Yesterday evening, I wandered out to see what events were on offer as part of the Festival Internaciónal de la Cultura that is currently going on in Sucre. An online search had proved fruitless so I went by the Casa de Cultura to see if I could pick up a program. I didn’t see any so I checked the giant version and nothing took my fancy.
On the way home, I walked via a small plaza that has a theatre building at one end, Teatro Gran Mariscal. There were barricades around the end of the plaza facing it as well as some lights on platforms and a sound board set up. There were also some people milling around the entrance. I was curious about what might be going to take place so I sat on a bench to see what I could see. After a while I was joined by an older woman who asked if I knew what was going on. I told her I did not and she suggested I accompany her to find out. She seemed harmless so I decided to go along. First she wanted to buy some candy (and this being Bolivia someone with a cart selling various sweets was set up right by the entrance). She offered me some and I declined but she insisted I take one saying she had bought them for me. (I put it in my pocket.)
We went toward the entrance but then she decided we should sit on the bench for a bit longer. She introduced herself as Teresa and asked me a bunch of questions (including if I was married and if my hair colour was natural). She also shared that she was single but a 23 year old son. I am not good at ages but I think she looked like she was in her late 50s.
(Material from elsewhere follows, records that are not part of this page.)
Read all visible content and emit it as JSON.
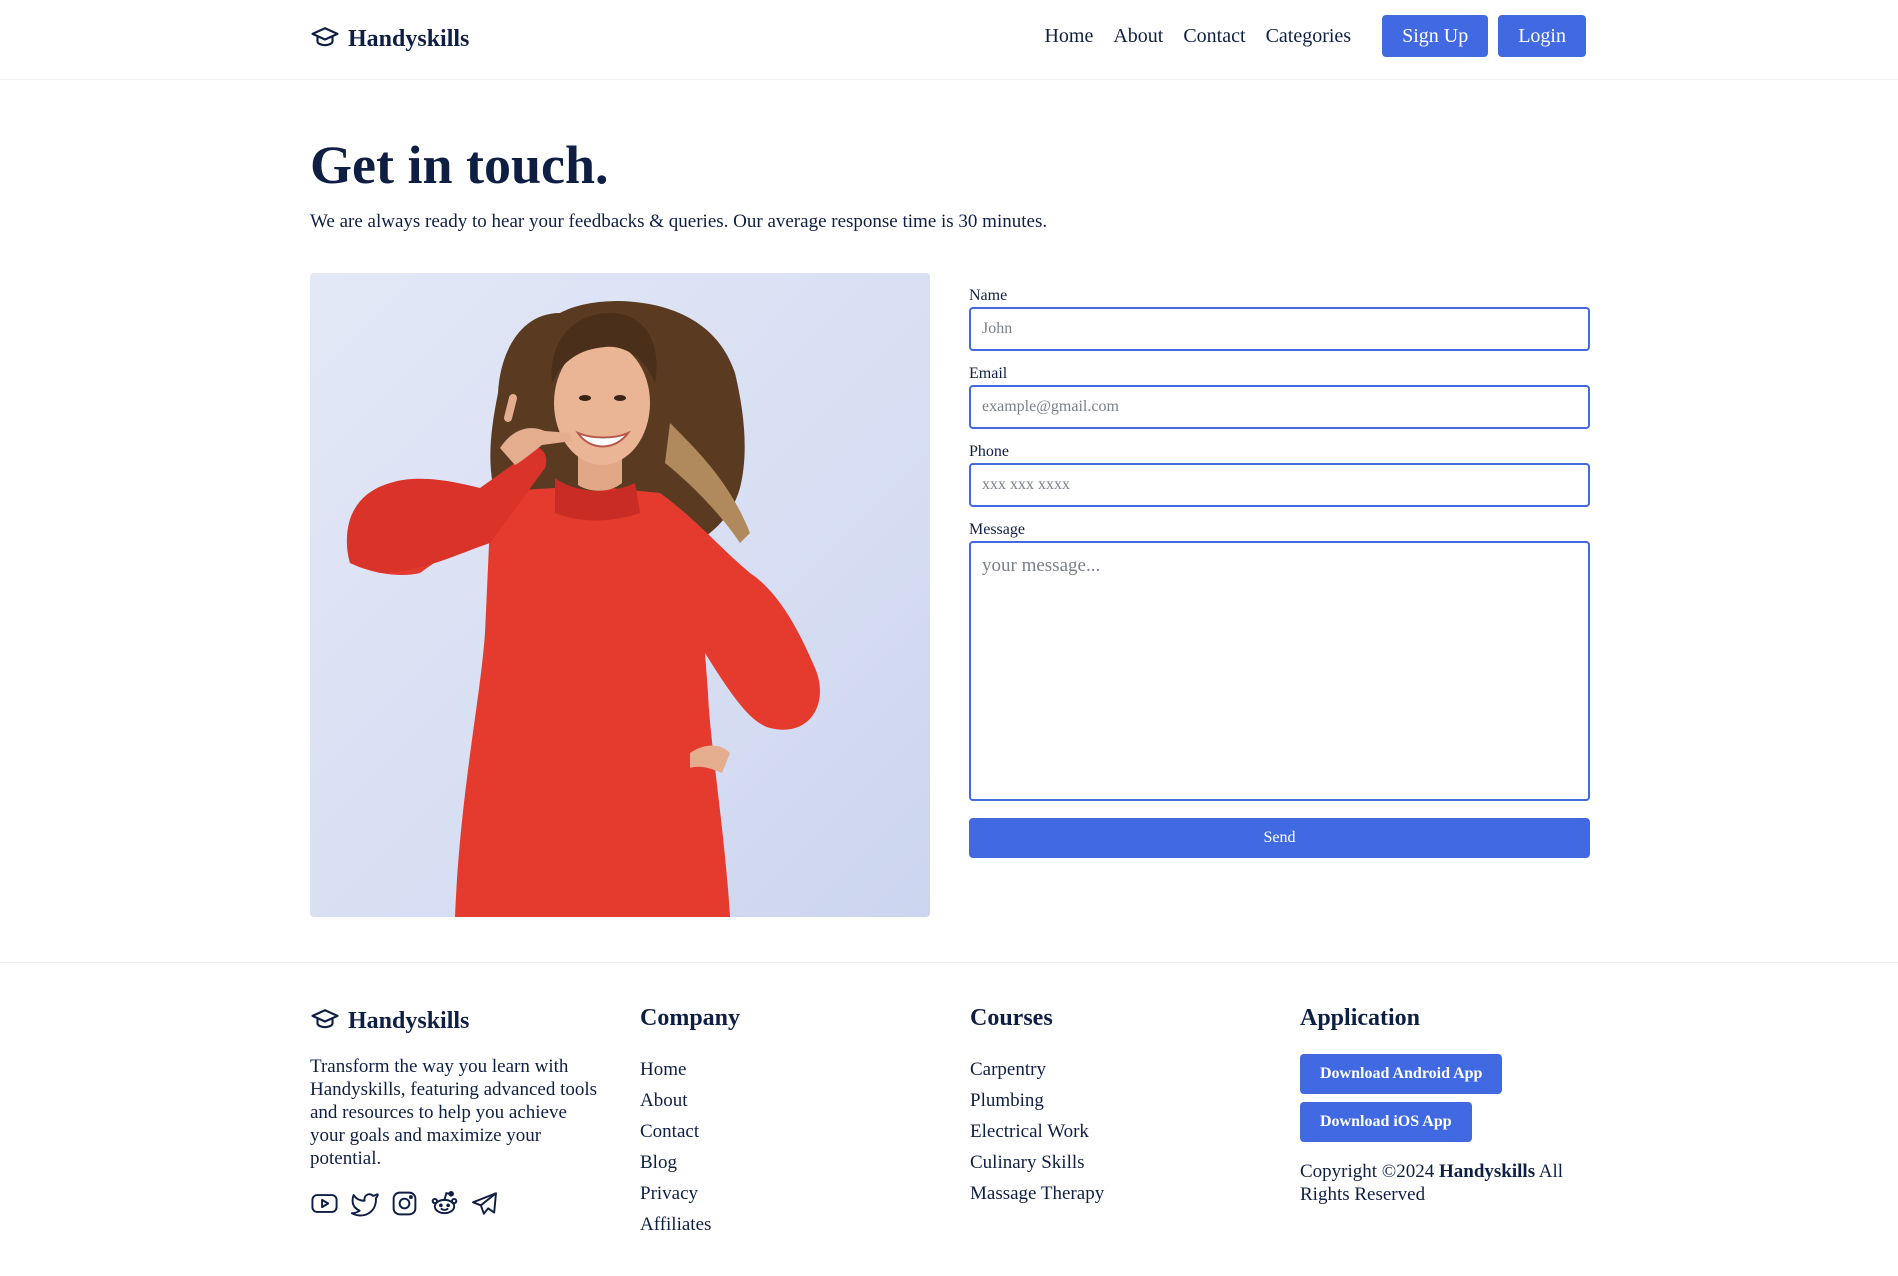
{
  "brand": {
    "name": "Handyskills",
    "icon": "graduation-cap-icon"
  },
  "nav": {
    "links": [
      "Home",
      "About",
      "Contact",
      "Categories"
    ],
    "signup_label": "Sign Up",
    "login_label": "Login"
  },
  "hero": {
    "title": "Get in touch.",
    "subtitle": "We are always ready to hear your feedbacks & queries. Our average response time is 30 minutes."
  },
  "form": {
    "name_label": "Name",
    "name_placeholder": "John",
    "email_label": "Email",
    "email_placeholder": "example@gmail.com",
    "phone_label": "Phone",
    "phone_placeholder": "xxx xxx xxxx",
    "message_label": "Message",
    "message_placeholder": "your message...",
    "send_label": "Send"
  },
  "footer": {
    "description": "Transform the way you learn with Handyskills, featuring advanced tools and resources to help you achieve your goals and maximize your potential.",
    "socials": [
      "youtube-icon",
      "twitter-icon",
      "instagram-icon",
      "reddit-icon",
      "telegram-icon"
    ],
    "company": {
      "title": "Company",
      "links": [
        "Home",
        "About",
        "Contact",
        "Blog",
        "Privacy",
        "Affiliates"
      ]
    },
    "courses": {
      "title": "Courses",
      "links": [
        "Carpentry",
        "Plumbing",
        "Electrical Work",
        "Culinary Skills",
        "Massage Therapy"
      ]
    },
    "application": {
      "title": "Application",
      "android_label": "Download Android App",
      "ios_label": "Download iOS App",
      "copyright_prefix": "Copyright ©2024 ",
      "copyright_brand": "Handyskills",
      "copyright_suffix": " All Rights Reserved"
    }
  },
  "colors": {
    "accent": "#4169e1",
    "text": "#0f1f44",
    "sweater": "#e53a2e",
    "photo_bg": "#dde3f4"
  }
}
After awhile she decided we should try going into the theatre. No one stopped us and they were handing out programs.
We went in and found seats in a box. I perused the program and discovered that we were at the closing ceremonies for a three day arts education conference. However the program said it was supposed to start at 6 pm and it was already after 7 pm… It eventually started around 7:30 pm and consisted of a variety of dance and musical numbers interspersed with the presentation of certificates or diplomas for people who had made a difference in various domains of art education (music, dance, theatre). They were calling them masters of arts but from what I understood they were honorary degrees (and most of the people receiving them looked like they had already had long careers). It all wrapped up about 10 pm. Teresa suggested we go for tea but I begged off and instead we exchanged phone numbers. I am not sure if I will hear from her again or not…